Why does this error occur?
Because you tried to access an element in a collection, using a numeric index that exceeds the collection's boundaries.
The first element in a collection is generally located at index
0. The last element is at index
n is the
Size of the collection (the number of elements it contains). If you attempt to use a negative number as an index, or a number that is larger than
Size-1, you're going to get an error.
How indexing arrays works
When you declare an array like this:
var array = new int
The first and last elements in the array are
var firstElement = array;
var lastElement = array;
So when you write:
var element = array;
you are retrieving the sixth element in the array, not the fifth one.
Typically, you would loop over an array like this:
for (int index = 0; index < array.Length; index++)
This works, because the loop starts at zero, and ends at
index is no longer less than
This, however, will throw an exception:
for (int index = 0; index <= array.Length; index++)
index will now be out of range in the last loop iteration, because the loop thinks that
Length is a valid index, but it is not.

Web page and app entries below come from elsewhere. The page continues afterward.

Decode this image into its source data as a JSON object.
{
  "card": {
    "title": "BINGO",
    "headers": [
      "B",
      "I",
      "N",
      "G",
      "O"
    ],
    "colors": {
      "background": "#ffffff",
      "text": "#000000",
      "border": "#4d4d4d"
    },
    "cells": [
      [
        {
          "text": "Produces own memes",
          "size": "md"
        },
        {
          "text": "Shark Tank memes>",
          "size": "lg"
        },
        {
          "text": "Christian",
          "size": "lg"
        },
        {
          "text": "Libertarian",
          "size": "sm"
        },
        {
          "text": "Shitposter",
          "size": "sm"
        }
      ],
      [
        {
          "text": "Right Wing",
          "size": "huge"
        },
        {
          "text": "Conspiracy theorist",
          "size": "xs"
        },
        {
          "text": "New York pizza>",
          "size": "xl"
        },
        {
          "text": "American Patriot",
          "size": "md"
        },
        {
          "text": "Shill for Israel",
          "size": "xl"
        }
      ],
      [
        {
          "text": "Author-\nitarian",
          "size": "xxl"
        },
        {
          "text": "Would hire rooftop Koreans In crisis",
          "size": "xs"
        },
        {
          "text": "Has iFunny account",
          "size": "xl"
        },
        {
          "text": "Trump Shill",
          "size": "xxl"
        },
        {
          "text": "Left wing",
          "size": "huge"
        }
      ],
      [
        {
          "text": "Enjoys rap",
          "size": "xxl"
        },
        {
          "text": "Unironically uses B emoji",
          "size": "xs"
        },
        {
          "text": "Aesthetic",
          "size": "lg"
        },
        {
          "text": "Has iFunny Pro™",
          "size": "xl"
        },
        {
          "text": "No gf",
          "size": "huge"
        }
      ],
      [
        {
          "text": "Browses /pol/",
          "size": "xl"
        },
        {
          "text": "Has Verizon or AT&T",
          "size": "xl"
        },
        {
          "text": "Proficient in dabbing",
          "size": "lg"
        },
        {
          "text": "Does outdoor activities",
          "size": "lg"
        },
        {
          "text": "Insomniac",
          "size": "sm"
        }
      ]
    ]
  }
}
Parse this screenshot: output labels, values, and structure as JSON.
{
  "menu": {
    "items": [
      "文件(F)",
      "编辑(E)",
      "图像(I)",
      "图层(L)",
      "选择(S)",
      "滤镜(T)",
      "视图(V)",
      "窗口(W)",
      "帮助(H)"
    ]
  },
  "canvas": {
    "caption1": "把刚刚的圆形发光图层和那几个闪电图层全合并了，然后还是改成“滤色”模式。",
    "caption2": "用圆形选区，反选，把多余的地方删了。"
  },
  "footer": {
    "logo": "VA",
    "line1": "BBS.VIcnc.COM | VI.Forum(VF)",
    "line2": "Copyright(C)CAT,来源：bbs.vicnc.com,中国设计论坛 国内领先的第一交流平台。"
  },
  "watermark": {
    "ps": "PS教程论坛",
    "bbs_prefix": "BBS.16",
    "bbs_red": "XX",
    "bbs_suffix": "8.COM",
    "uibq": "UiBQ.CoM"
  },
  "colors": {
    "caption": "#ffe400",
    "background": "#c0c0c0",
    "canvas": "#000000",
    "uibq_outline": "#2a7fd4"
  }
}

How other collections work
Lists work the same way, except that you generally use
Count instead of
Length. They still start at zero, and end at
Count - 1.
for (int index = 0; i < list.Count; index++)
However, you can also iterate through a list using
foreach, avoiding the whole problem of indexing entirely:
foreach (var element in list)
You cannot index an element that hasn't been added to a collection yet.
var list = new List<string>();
Console.WriteLine(list); // Throws exception.